Exercise goal - Without the pictures, reproduce the records that follow exactly.

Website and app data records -
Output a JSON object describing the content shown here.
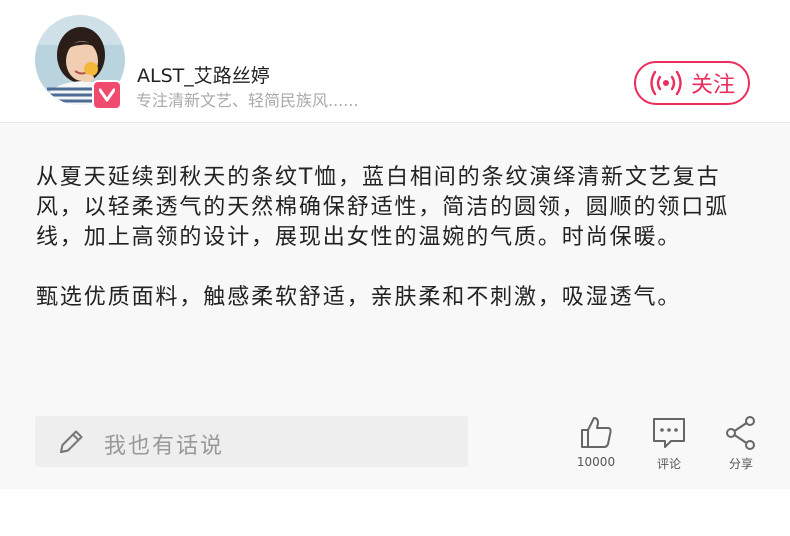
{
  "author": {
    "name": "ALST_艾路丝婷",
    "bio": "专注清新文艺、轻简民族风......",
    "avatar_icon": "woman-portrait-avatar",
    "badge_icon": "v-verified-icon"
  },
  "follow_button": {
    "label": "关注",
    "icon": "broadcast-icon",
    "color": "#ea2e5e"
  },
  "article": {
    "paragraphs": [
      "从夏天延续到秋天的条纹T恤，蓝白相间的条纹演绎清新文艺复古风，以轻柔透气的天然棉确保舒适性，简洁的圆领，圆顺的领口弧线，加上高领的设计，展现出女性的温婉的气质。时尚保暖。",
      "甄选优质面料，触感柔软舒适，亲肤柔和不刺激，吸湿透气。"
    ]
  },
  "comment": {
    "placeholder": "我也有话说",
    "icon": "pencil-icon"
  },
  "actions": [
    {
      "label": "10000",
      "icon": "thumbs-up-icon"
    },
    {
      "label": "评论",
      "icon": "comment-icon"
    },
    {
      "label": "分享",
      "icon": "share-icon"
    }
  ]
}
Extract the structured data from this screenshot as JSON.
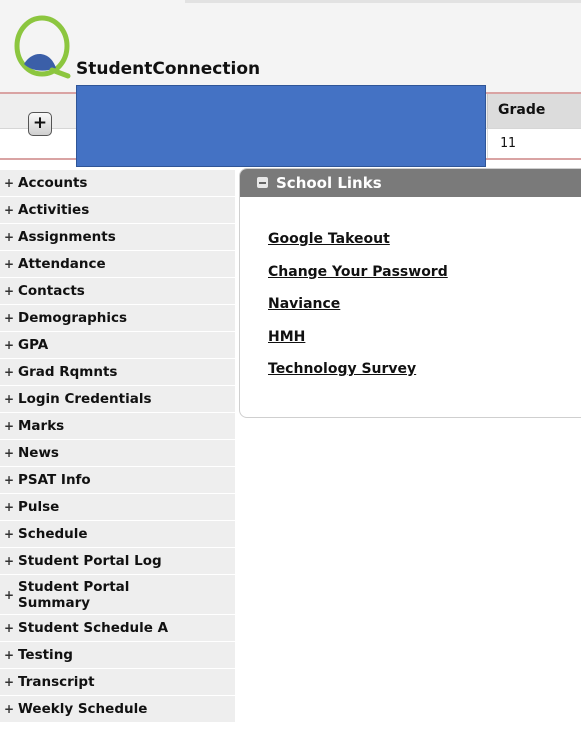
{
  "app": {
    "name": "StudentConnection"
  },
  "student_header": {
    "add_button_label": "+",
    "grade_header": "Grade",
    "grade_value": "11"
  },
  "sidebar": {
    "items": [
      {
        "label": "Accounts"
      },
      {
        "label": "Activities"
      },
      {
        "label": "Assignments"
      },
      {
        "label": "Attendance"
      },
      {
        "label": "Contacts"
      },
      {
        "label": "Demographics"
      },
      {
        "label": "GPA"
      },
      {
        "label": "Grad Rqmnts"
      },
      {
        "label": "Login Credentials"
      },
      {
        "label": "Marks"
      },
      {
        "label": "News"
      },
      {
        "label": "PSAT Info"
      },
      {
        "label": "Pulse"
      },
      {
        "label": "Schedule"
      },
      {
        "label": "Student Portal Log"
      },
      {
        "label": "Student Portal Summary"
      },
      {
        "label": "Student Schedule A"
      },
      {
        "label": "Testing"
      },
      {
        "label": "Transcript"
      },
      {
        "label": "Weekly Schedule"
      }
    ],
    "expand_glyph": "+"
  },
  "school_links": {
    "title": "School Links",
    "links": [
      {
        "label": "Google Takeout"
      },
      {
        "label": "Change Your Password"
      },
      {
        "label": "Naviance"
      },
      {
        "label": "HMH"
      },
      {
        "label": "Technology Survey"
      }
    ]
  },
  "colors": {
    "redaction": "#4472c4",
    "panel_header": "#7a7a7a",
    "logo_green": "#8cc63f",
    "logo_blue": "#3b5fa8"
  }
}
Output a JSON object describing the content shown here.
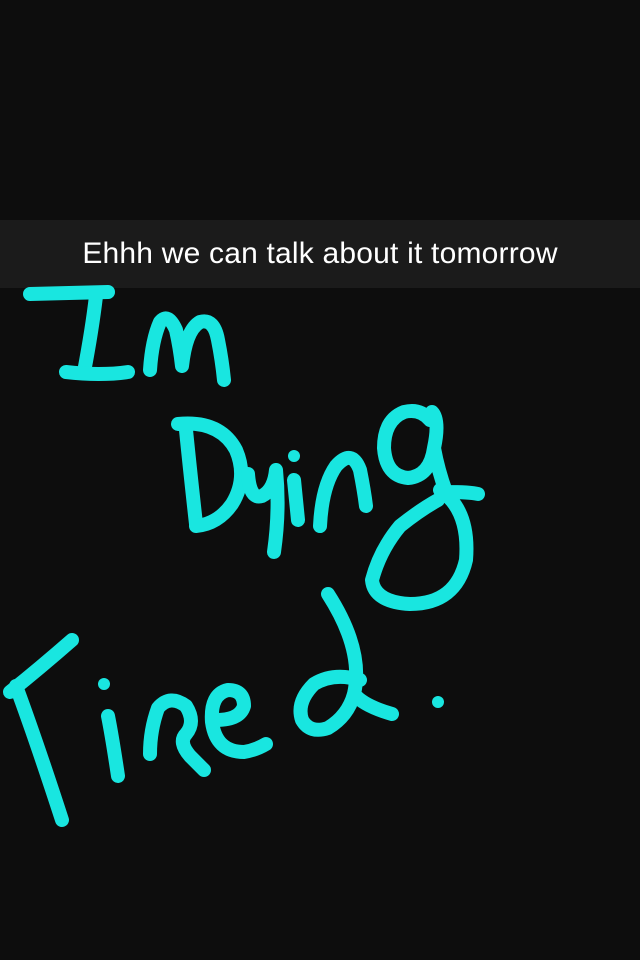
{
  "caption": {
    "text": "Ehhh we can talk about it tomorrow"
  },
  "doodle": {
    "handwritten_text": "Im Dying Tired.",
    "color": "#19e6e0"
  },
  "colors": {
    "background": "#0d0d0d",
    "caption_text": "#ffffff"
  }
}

The completed task -
Output a JSON object describing the content shown here.
{
  "author": {
    "name": "ALST_艾路丝婷",
    "bio": "专注清新文艺、轻简民族风......",
    "avatar_icon": "woman-portrait-avatar",
    "badge_icon": "v-verified-icon"
  },
  "follow_button": {
    "label": "关注",
    "icon": "broadcast-icon",
    "color": "#ea2e5e"
  },
  "article": {
    "paragraphs": [
      "从夏天延续到秋天的条纹T恤，蓝白相间的条纹演绎清新文艺复古风，以轻柔透气的天然棉确保舒适性，简洁的圆领，圆顺的领口弧线，加上高领的设计，展现出女性的温婉的气质。时尚保暖。",
      "甄选优质面料，触感柔软舒适，亲肤柔和不刺激，吸湿透气。"
    ]
  },
  "comment": {
    "placeholder": "我也有话说",
    "icon": "pencil-icon"
  },
  "actions": [
    {
      "label": "10000",
      "icon": "thumbs-up-icon"
    },
    {
      "label": "评论",
      "icon": "comment-icon"
    },
    {
      "label": "分享",
      "icon": "share-icon"
    }
  ]
}
Extract the structured data from this screenshot as JSON.
{
  "app": {
    "name": "StudentConnection"
  },
  "student_header": {
    "add_button_label": "+",
    "grade_header": "Grade",
    "grade_value": "11"
  },
  "sidebar": {
    "items": [
      {
        "label": "Accounts"
      },
      {
        "label": "Activities"
      },
      {
        "label": "Assignments"
      },
      {
        "label": "Attendance"
      },
      {
        "label": "Contacts"
      },
      {
        "label": "Demographics"
      },
      {
        "label": "GPA"
      },
      {
        "label": "Grad Rqmnts"
      },
      {
        "label": "Login Credentials"
      },
      {
        "label": "Marks"
      },
      {
        "label": "News"
      },
      {
        "label": "PSAT Info"
      },
      {
        "label": "Pulse"
      },
      {
        "label": "Schedule"
      },
      {
        "label": "Student Portal Log"
      },
      {
        "label": "Student Portal Summary"
      },
      {
        "label": "Student Schedule A"
      },
      {
        "label": "Testing"
      },
      {
        "label": "Transcript"
      },
      {
        "label": "Weekly Schedule"
      }
    ],
    "expand_glyph": "+"
  },
  "school_links": {
    "title": "School Links",
    "links": [
      {
        "label": "Google Takeout"
      },
      {
        "label": "Change Your Password"
      },
      {
        "label": "Naviance"
      },
      {
        "label": "HMH"
      },
      {
        "label": "Technology Survey"
      }
    ]
  },
  "colors": {
    "redaction": "#4472c4",
    "panel_header": "#7a7a7a",
    "logo_green": "#8cc63f",
    "logo_blue": "#3b5fa8"
  }
}
Output a JSON object describing the content shown here.
{
  "caption": {
    "text": "Ehhh we can talk about it tomorrow"
  },
  "doodle": {
    "handwritten_text": "Im Dying Tired.",
    "color": "#19e6e0"
  },
  "colors": {
    "background": "#0d0d0d",
    "caption_text": "#ffffff"
  }
}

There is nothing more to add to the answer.